§ **Material for the task**

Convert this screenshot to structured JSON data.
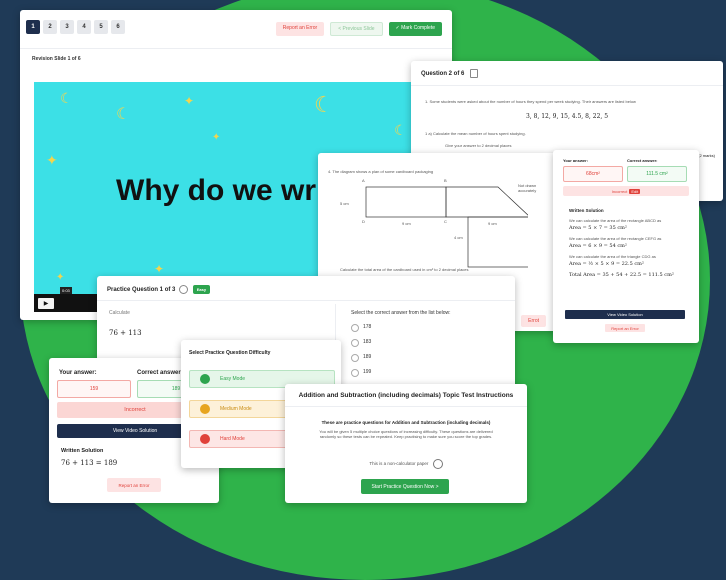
{
  "slide": {
    "tabs": [
      "1",
      "2",
      "3",
      "4",
      "5",
      "6"
    ],
    "report_label": "Report an Error",
    "previous_label": "< Previous Slide",
    "complete_label": "✓ Mark Complete",
    "subtitle": "Revision Slide 1 of 6",
    "video_title": "Why do we writ",
    "video_time": "0:03"
  },
  "question": {
    "header": "Question 2 of 6",
    "intro": "1.   Some students were asked about the number of hours they spend per week studying. Their answers are listed below",
    "data_line": "3, 8, 12, 9, 15, 4.5, 8, 22, 5",
    "part": "1 a)   Calculate the mean number of hours spent studying.",
    "instruction": "Give your answer to 2 decimal places",
    "marks": "(2 marks)"
  },
  "diagram": {
    "intro": "4.   The diagram shows a plan of some cardboard packaging",
    "not_drawn": "Not drawn accurately",
    "labels": [
      "A",
      "B",
      "C",
      "D",
      "E",
      "F",
      "G"
    ],
    "dims": [
      "5 cm",
      "9 cm",
      "6 cm",
      "4 cm",
      "9 cm"
    ],
    "task": "Calculate the total area of the cardboard used in cm² to 2 decimal places",
    "report": "Errot"
  },
  "answer": {
    "your_label": "Your answer:",
    "correct_label": "Correct answer:",
    "your_value": "68cm²",
    "correct_value": "111.5 cm²",
    "status": "Incorrect",
    "status_badge": "Edit",
    "solution_title": "Written Solution",
    "lines": [
      "We can calculate the area of the rectangle ABCD as",
      "Area = 5 × 7 = 35 cm²",
      "We can calculate the area of the rectangle CEFG as",
      "Area = 6 × 9 = 54 cm²",
      "We can calculate the area of the triangle CDG as",
      "Area = ½ × 5 × 9 = 22.5 cm²",
      "Total Area = 35 + 54 + 22.5 = 111.5 cm²"
    ],
    "video_btn": "View Video Solution",
    "report_btn": "Report an Error"
  },
  "practice": {
    "header": "Practice Question 1 of 3",
    "badge": "Easy",
    "calc_label": "Calculate",
    "expr": "76 + 113",
    "select_label": "Select the correct answer from the list below:",
    "options": [
      "178",
      "183",
      "189",
      "199"
    ]
  },
  "incorrect": {
    "your_label": "Your answer:",
    "correct_label": "Correct answer:",
    "your_value": "159",
    "correct_value": "189",
    "status": "Incorrect",
    "video_btn": "View Video Solution",
    "solution_title": "Written Solution",
    "solution": "76 + 113 = 189",
    "report_btn": "Report an Error"
  },
  "difficulty": {
    "title": "Select Practice Question Difficulty",
    "modes": [
      "Easy Mode",
      "Medium Mode",
      "Hard Mode"
    ]
  },
  "instructions": {
    "title": "Addition and Subtraction (including decimals) Topic Test Instructions",
    "bold": "These are practice questions for Addition and Subtraction (including decimals)",
    "body": "You will be given 5 multiple choice questions of increasing difficulty. These questions are delivered randomly so these tests can be repeated. Keep practising to make sure you score the top grades.",
    "calc_note": "This is a non-calculator paper",
    "start_btn": "Start Practice Question Now  >"
  },
  "colors": {
    "background": "#1f3a57",
    "blob": "#2fb34a",
    "accent": "#2da44e",
    "error": "#e0413a",
    "navy": "#1e2e4d"
  }
}
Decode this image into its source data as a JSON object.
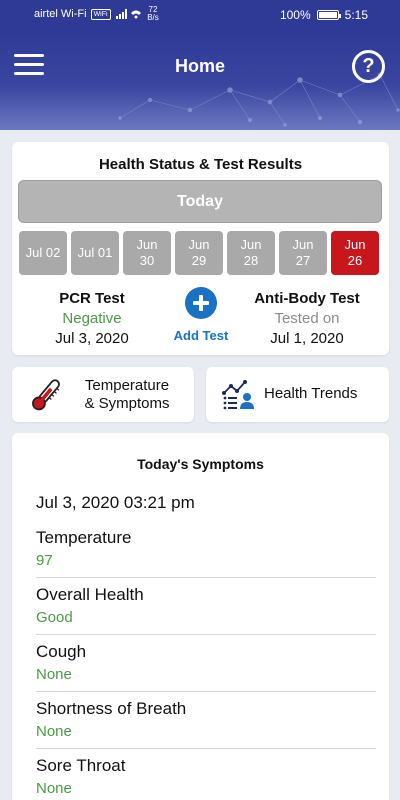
{
  "status_bar": {
    "carrier": "airtel Wi-Fi",
    "wifi_badge": "WiFi",
    "speed_value": "72",
    "speed_unit": "B/s",
    "battery": "100%",
    "time": "5:15"
  },
  "header": {
    "title": "Home",
    "help_glyph": "?",
    "menu_icon": "hamburger-menu-icon",
    "help_icon": "help-circle-icon"
  },
  "health_card": {
    "title": "Health Status & Test Results",
    "today_label": "Today",
    "dates": [
      {
        "line1": "Jul 02",
        "line2": ""
      },
      {
        "line1": "Jul 01",
        "line2": ""
      },
      {
        "line1": "Jun",
        "line2": "30"
      },
      {
        "line1": "Jun",
        "line2": "29"
      },
      {
        "line1": "Jun",
        "line2": "28"
      },
      {
        "line1": "Jun",
        "line2": "27"
      },
      {
        "line1": "Jun",
        "line2": "26"
      }
    ],
    "selected_date_index": 6,
    "pcr": {
      "name": "PCR Test",
      "result": "Negative",
      "date": "Jul 3, 2020"
    },
    "add_test_label": "Add Test",
    "antibody": {
      "name": "Anti-Body Test",
      "result": "Tested on",
      "date": "Jul 1, 2020"
    }
  },
  "actions": {
    "temperature": {
      "line1": "Temperature",
      "line2": "& Symptoms",
      "icon": "thermometer-icon"
    },
    "trends": {
      "label": "Health Trends",
      "icon": "health-trends-icon"
    }
  },
  "symptoms": {
    "title": "Today's Symptoms",
    "timestamp": "Jul 3, 2020 03:21 pm",
    "items": [
      {
        "name": "Temperature",
        "value": "97"
      },
      {
        "name": "Overall Health",
        "value": "Good"
      },
      {
        "name": "Cough",
        "value": "None"
      },
      {
        "name": "Shortness of Breath",
        "value": "None"
      },
      {
        "name": "Sore Throat",
        "value": "None"
      }
    ]
  },
  "colors": {
    "header": "#2f3a96",
    "accent_blue": "#1a72c4",
    "positive_green": "#4a9b44",
    "selected_red": "#c8161d",
    "chip_gray": "#a9a9a9"
  }
}
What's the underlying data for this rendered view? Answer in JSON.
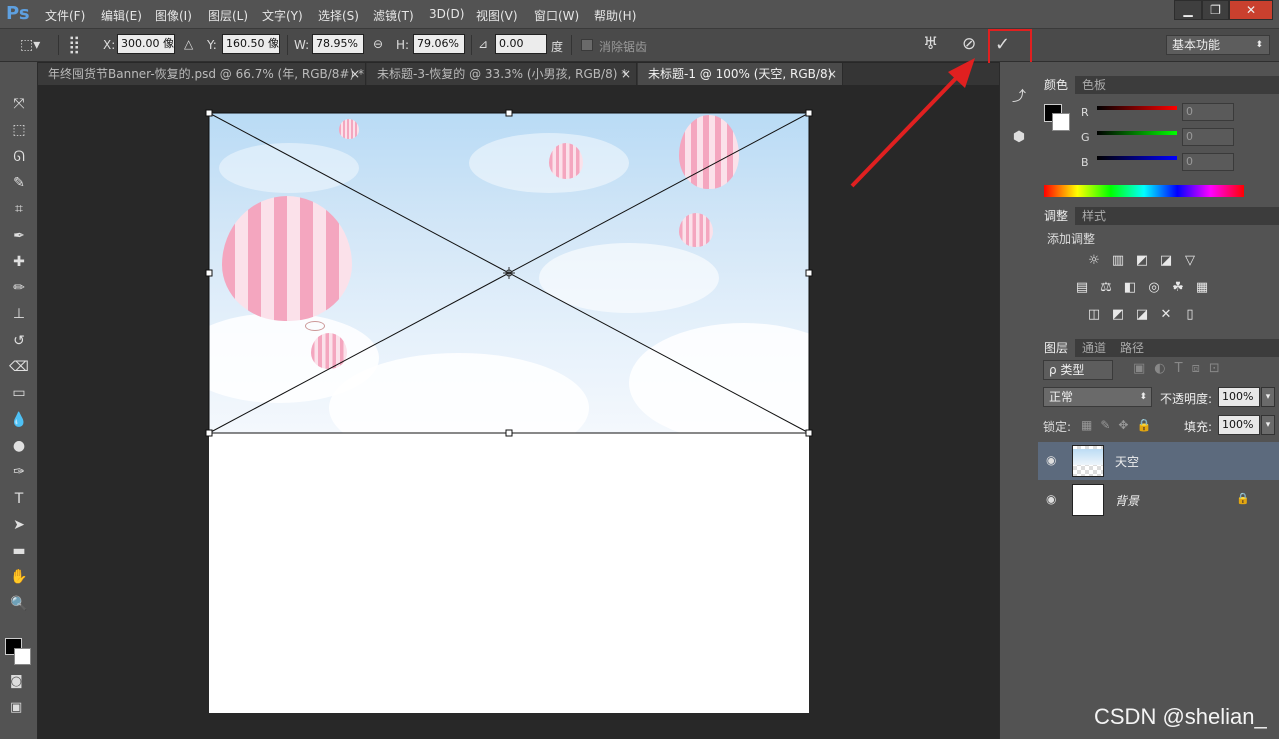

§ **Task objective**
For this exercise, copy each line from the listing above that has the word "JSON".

§ **Written response**
Convert this screenshot to structured JSON data.
Decode this image into its source data as a JSON object.
What's the underlying data for this rendered view? Answer in JSON.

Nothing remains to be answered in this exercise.